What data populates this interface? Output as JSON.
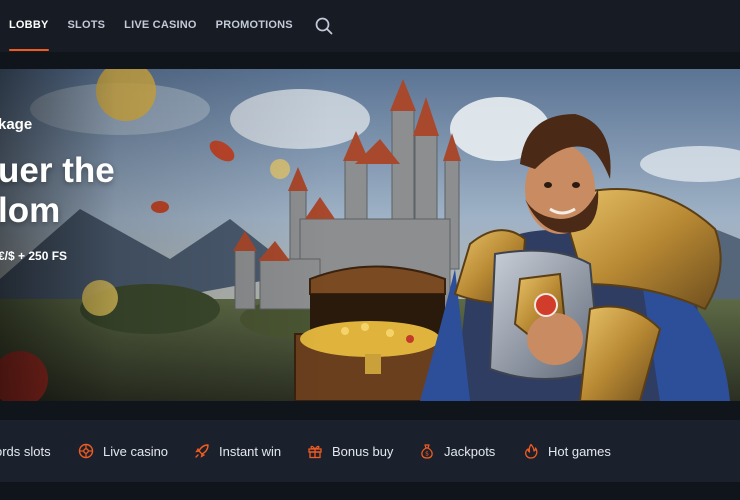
{
  "nav": {
    "items": [
      {
        "label": "LOBBY",
        "active": true
      },
      {
        "label": "SLOTS",
        "active": false
      },
      {
        "label": "LIVE CASINO",
        "active": false
      },
      {
        "label": "PROMOTIONS",
        "active": false
      }
    ],
    "search_icon": "search-icon"
  },
  "hero": {
    "kicker": "kage",
    "title_line1": "uer the",
    "title_line2": "lom",
    "offer": "€/$ + 250 FS"
  },
  "categories": [
    {
      "label": "ords slots",
      "icon": "none"
    },
    {
      "label": "Live casino",
      "icon": "roulette-icon"
    },
    {
      "label": "Instant win",
      "icon": "rocket-icon"
    },
    {
      "label": "Bonus buy",
      "icon": "gift-icon"
    },
    {
      "label": "Jackpots",
      "icon": "money-bag-icon"
    },
    {
      "label": "Hot games",
      "icon": "flame-icon"
    }
  ],
  "colors": {
    "accent": "#f25b20",
    "nav_bg": "#161b24",
    "category_bg": "#1b212c"
  }
}
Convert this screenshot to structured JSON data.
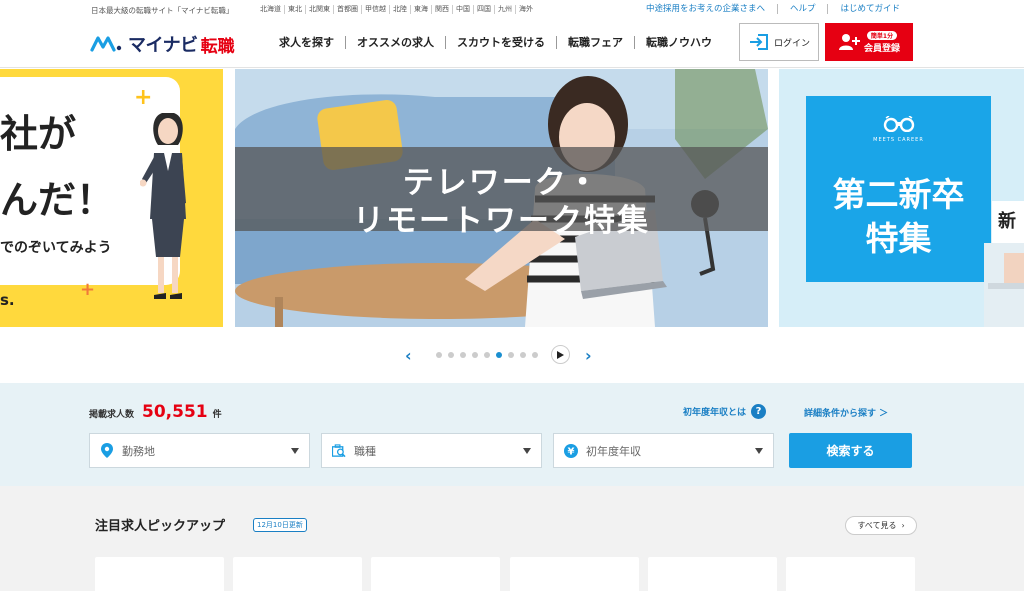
{
  "topbar": {
    "tagline": "日本最大級の転職サイト「マイナビ転職」",
    "regions": [
      "北海道",
      "東北",
      "北関東",
      "首都圏",
      "甲信越",
      "北陸",
      "東海",
      "関西",
      "中国",
      "四国",
      "九州",
      "海外"
    ],
    "links": [
      "中途採用をお考えの企業さまへ",
      "ヘルプ",
      "はじめてガイド"
    ]
  },
  "header": {
    "logo_text": "マイナビ",
    "logo_sub": "転職",
    "nav": [
      "求人を探す",
      "オススメの求人",
      "スカウトを受ける",
      "転職フェア",
      "転職ノウハウ"
    ],
    "login_label": "ログイン",
    "register_badge": "簡単1分",
    "register_label": "会員登録",
    "brand_color": "#e60012",
    "accent_color": "#1a9ee3"
  },
  "carousel": {
    "left": {
      "line1": "社が",
      "line2": "んだ！",
      "line3": "でのぞいてみよう",
      "line4": "s."
    },
    "main": {
      "line1": "テレワーク・",
      "line2": "リモートワーク特集"
    },
    "right": {
      "logo_name": "MEETS CAREER",
      "line1": "第二新卒",
      "line2": "特集",
      "peek": "新"
    },
    "pager": {
      "prev_icon": "chevron-left-icon",
      "next_icon": "chevron-right-icon",
      "dot_count": 9,
      "active_index": 5
    }
  },
  "search": {
    "count_label": "掲載求人数",
    "count_value": "50,551",
    "count_unit": "件",
    "salary_link": "初年度年収とは",
    "salary_help": "?",
    "detail_link": "詳細条件から探す ＞",
    "location_placeholder": "勤務地",
    "jobtype_placeholder": "職種",
    "salary_placeholder": "初年度年収",
    "salary_icon_glyph": "¥",
    "search_button": "検索する"
  },
  "pickup": {
    "title": "注目求人ピックアップ",
    "badge": "12月10日更新",
    "see_all": "すべて見る",
    "see_all_arrow": "›",
    "card_count": 6
  }
}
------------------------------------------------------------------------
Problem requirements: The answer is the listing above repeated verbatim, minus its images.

Exercise output:
What data populates this interface? Output as JSON.
{
  "nav": {
    "items": [
      {
        "label": "LOBBY",
        "active": true
      },
      {
        "label": "SLOTS",
        "active": false
      },
      {
        "label": "LIVE CASINO",
        "active": false
      },
      {
        "label": "PROMOTIONS",
        "active": false
      }
    ],
    "search_icon": "search-icon"
  },
  "hero": {
    "kicker": "kage",
    "title_line1": "uer the",
    "title_line2": "lom",
    "offer": "€/$ + 250 FS"
  },
  "categories": [
    {
      "label": "ords slots",
      "icon": "none"
    },
    {
      "label": "Live casino",
      "icon": "roulette-icon"
    },
    {
      "label": "Instant win",
      "icon": "rocket-icon"
    },
    {
      "label": "Bonus buy",
      "icon": "gift-icon"
    },
    {
      "label": "Jackpots",
      "icon": "money-bag-icon"
    },
    {
      "label": "Hot games",
      "icon": "flame-icon"
    }
  ],
  "colors": {
    "accent": "#f25b20",
    "nav_bg": "#161b24",
    "category_bg": "#1b212c"
  }
}
Convert this screenshot to structured JSON data.
{
  "topbar": {
    "tagline": "日本最大級の転職サイト「マイナビ転職」",
    "regions": [
      "北海道",
      "東北",
      "北関東",
      "首都圏",
      "甲信越",
      "北陸",
      "東海",
      "関西",
      "中国",
      "四国",
      "九州",
      "海外"
    ],
    "links": [
      "中途採用をお考えの企業さまへ",
      "ヘルプ",
      "はじめてガイド"
    ]
  },
  "header": {
    "logo_text": "マイナビ",
    "logo_sub": "転職",
    "nav": [
      "求人を探す",
      "オススメの求人",
      "スカウトを受ける",
      "転職フェア",
      "転職ノウハウ"
    ],
    "login_label": "ログイン",
    "register_badge": "簡単1分",
    "register_label": "会員登録",
    "brand_color": "#e60012",
    "accent_color": "#1a9ee3"
  },
  "carousel": {
    "left": {
      "line1": "社が",
      "line2": "んだ！",
      "line3": "でのぞいてみよう",
      "line4": "s."
    },
    "main": {
      "line1": "テレワーク・",
      "line2": "リモートワーク特集"
    },
    "right": {
      "logo_name": "MEETS CAREER",
      "line1": "第二新卒",
      "line2": "特集",
      "peek": "新"
    },
    "pager": {
      "prev_icon": "chevron-left-icon",
      "next_icon": "chevron-right-icon",
      "dot_count": 9,
      "active_index": 5
    }
  },
  "search": {
    "count_label": "掲載求人数",
    "count_value": "50,551",
    "count_unit": "件",
    "salary_link": "初年度年収とは",
    "salary_help": "?",
    "detail_link": "詳細条件から探す ＞",
    "location_placeholder": "勤務地",
    "jobtype_placeholder": "職種",
    "salary_placeholder": "初年度年収",
    "salary_icon_glyph": "¥",
    "search_button": "検索する"
  },
  "pickup": {
    "title": "注目求人ピックアップ",
    "badge": "12月10日更新",
    "see_all": "すべて見る",
    "see_all_arrow": "›",
    "card_count": 6
  }
}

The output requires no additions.